What a fantastic morning Saturday at the Eastridge Church in Rockwall. The Four Horsemen met at 7:00 for an hour of prayer in their beautiful worship center (having Mason, Jason’s oldest son, there to pray with us was an unexpected treat!). Seeing Dan on 24 hours of prayer and zero hours of sleep was interesting (actually, it’s not that different from seeing Dan any other time). And, for the first time ever, over-dressing at an event Kevin helped sponsor was a bit unsettling.
Jason and I had the great privilege of sharing breakfast with and then speaking to the men of Eastridge who had just completed a 24-hour period of continuous prayer. What a blessing! I love listening to these men recount the experiences of praying with one another for an hour or more over the needs of the congregation and the community. The unexpected tears. The overwhelming nature of the requests. The burden-bearing. The responsibility. The fellowship. The pouring out of hearts and souls to God. The bonding.
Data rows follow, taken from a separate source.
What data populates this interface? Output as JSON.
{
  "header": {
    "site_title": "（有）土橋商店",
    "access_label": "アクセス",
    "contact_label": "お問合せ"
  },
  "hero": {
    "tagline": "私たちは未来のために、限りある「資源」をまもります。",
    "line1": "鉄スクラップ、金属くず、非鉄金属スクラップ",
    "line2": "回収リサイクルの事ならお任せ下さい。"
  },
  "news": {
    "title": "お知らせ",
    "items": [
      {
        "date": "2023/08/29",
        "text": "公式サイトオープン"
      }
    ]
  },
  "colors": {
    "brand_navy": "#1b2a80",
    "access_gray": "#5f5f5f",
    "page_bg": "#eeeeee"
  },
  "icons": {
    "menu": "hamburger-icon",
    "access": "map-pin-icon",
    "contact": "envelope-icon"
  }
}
The same thing happened when we did this here at Legacy. And in Marble Falls. And in Mesquite. In fact, the 24 Hours of Prayer was one of the very first things we did as the Four Horsemen following that monumental breakfast at our house in 2001. We pledged to one another that morning to do more for Christ and for his Kingdom. We pledged to do more for the Mesquite congregation and the Mesquite community. We vowed to stop asking the elders for permission, to just start doing the things we knew needed to be done that would shape us all more into the image of Christ. The Second Saturday Servants. Feeding the homeless and hungry in downtown Dallas. The Men’s Advance. We didn’t ask for permission to do any of that. We just organized it and got the whole church to do it.
On Saturday, as we reflected with those men at Eastridge on that life-changing, earth-altering year for us, a year that saw a series of events that facilitated tremendous spiritual growth, Jason pointed out that now he and I both have to ask our elders permission before we do anything.
Parity has entered the world of NCAA tournament brackets at Stanglin Central. And it’s not pretty. Whitney unseated me as undefeated bracket champion in a tie-breaker following the final game last year. This year, Carrie-Anne has unceremoniously taken the crown even before the on-court title is decided. She finished with 72 points. Valerie was next wtih 71. Carley and I tied with 70. Whitney went from first to worst with 63. None of us has Carolina or Michigan State winning the whole thing. So we’re done. Congratulations, C-A.
Speaking of next year………Go Rangers!